    • AdamE

      Great piece. In all cases, lapel width should be in alignment with the
      width of the torso, and the width of the tie that you wear with it. With
      Shawl collar dinner jackets, the width should be proportional to the
      width of the bow-tie (which of course should be cut from the same fabric
      as the lapels are made from… and should always be self-tie…). Personally, I favour slimmer ties of
      all sorts (it’s a tie, not a lobster bib…), so regardless of lapel style, I usually opt for something in
      the 2.5-2.75″ ballpark. In terms of the 50% rule for peaks, that falls slightly on the narrow end (on me the the roll line to shoulder seam measurement is roughly 6″, so I’m not far off though).
      I would be inclined to agree that most shawl collar tuxes I see these days usually fall in the 2.5-3″ lapel width. Although, I’m still surprised at how few of the tuxes I see that go with the shawl lapels, because for me, I find it to be the most elegant look.

      • TO

        I agree that the best lapel for tuxes/dinner is shawl. However this is not tradition! Peak of course was on the original tuxedo.

        • AdamE

          I know peak is the original, but there’s just something about the shawl.

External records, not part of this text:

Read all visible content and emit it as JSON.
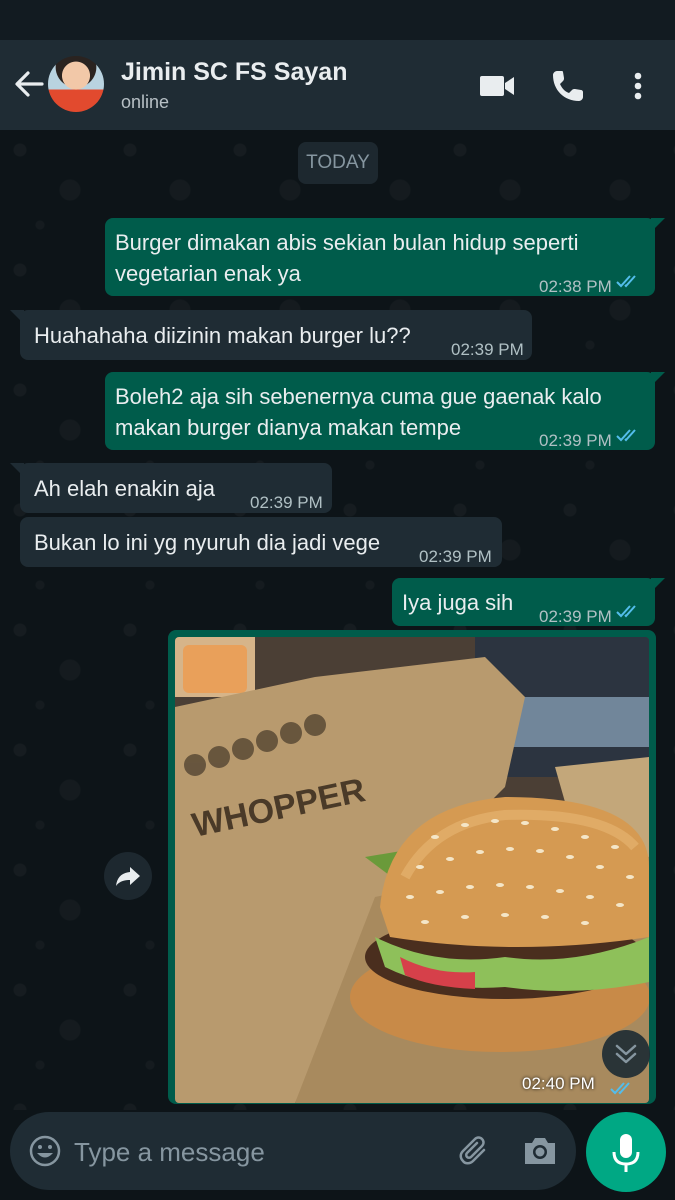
{
  "header": {
    "contact_name": "Jimin SC FS Sayan",
    "status": "online"
  },
  "chat": {
    "date_label": "TODAY",
    "messages": [
      {
        "dir": "out",
        "lines": [
          "Burger dimakan abis sekian bulan hidup seperti",
          "vegetarian enak ya"
        ],
        "time": "02:38 PM",
        "read": true
      },
      {
        "dir": "in",
        "lines": [
          "Huahahaha diizinin makan burger lu??"
        ],
        "time": "02:39 PM"
      },
      {
        "dir": "out",
        "lines": [
          "Boleh2 aja sih sebenernya cuma gue gaenak kalo",
          "makan burger dianya makan tempe"
        ],
        "time": "02:39 PM",
        "read": true
      },
      {
        "dir": "in",
        "lines": [
          "Ah elah enakin aja"
        ],
        "time": "02:39 PM"
      },
      {
        "dir": "in",
        "lines": [
          "Bukan lo ini yg nyuruh dia jadi vege"
        ],
        "time": "02:39 PM"
      },
      {
        "dir": "out",
        "lines": [
          "Iya juga sih"
        ],
        "time": "02:39 PM",
        "read": true
      }
    ],
    "image_message": {
      "time": "02:40 PM",
      "read": true,
      "wrapper_text": "WHOPPER"
    }
  },
  "composer": {
    "placeholder": "Type a message"
  },
  "icons": {
    "back": "back-arrow-icon",
    "video": "video-call-icon",
    "call": "phone-icon",
    "menu": "more-vert-icon",
    "emoji": "emoji-icon",
    "attach": "paperclip-icon",
    "camera": "camera-icon",
    "mic": "mic-icon",
    "forward": "forward-icon",
    "scroll_down": "double-chevron-down-icon"
  },
  "colors": {
    "outgoing_bubble": "#005c4b",
    "incoming_bubble": "#1f2c34",
    "accent": "#00a884",
    "read_ticks": "#53bdeb"
  }
}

The perfect tux as far as I’m concerned is a textured midnight blue, with black shawl lapel.
          I’m still horrified by the rental monstrosity that I wore for my wedding, since that was just before I started to step up my game (largely motivated by that monstrosity and a job change). Seeing as my wife is an event planner with a heavy wedding focus, I try to impart knowledge onto all of the grooms they book not to rent, and to go custom… (then give them the card of my MTM guy…)

          • TO

            I was gonna ask you, you mentioned it another time recently, where do you go in Ottawa for MTM?

            • AdamE

              SurMesur, they started in Quebec city, they have shops in MTL, QC, TO and Ott. They’re awesome.

              • TO

                Oh ok I have seen them before in TO. I am in the market for some MTM, can we start a discussion perhaps on your experience w/ them? If you want to email me, timohearn@gmail.com.

    • http://ledebonnaire.tumblr.com/ Juan Zara

      As Adam already said, it’s all about proportions, so I would recommend going for about 3″-3.5″ only if you have a 40″ chest or larger (that means size 38/48EU). For a size 36/46EU or smaller, 2.75″ lapels and ties would probably look best.
      In any case, though, shawl lapels have historically always been slimmer than notches and peaks, so 2.5″-2.75″ would be fine for a size 38 to 42, 2.5″ for a 34-36, etc.

      • TO

        Quite wide shawl collars in the pic Juan! And tiny bows haha. Those characters could use a bit of your advice

        • http://ledebonnaire.tumblr.com/ Juan Zara

          Haha, crap, I knew this was a bad example because everyone immediately notices the wide shawl on the left (which I think is somewhat justified by the fact that it’s a double breasted jacket), but I think the white dinner jacket (the most elegant piece of clothing a man can own, even more so than a traditional black or midnight navy tux, in my opinion) on the right is actually pretty spot-on.

          Considering the leg opening to be about 8.5″ (typical for the 30s), one can assume the width of the lapel is about 3″-3.25″, which is quite alright for a tall guy like the blond gentleman in the picture.

          From what I gathered from hundreds of Apparel Arts and Esquire illustrations, though, bows were typically this slim in the 30s and 40s, and didn’t get much wider until the late 60s, alongside pretty much everything else (lapels, ties, trouser openings, etc.)

  • Max BornInTheNineties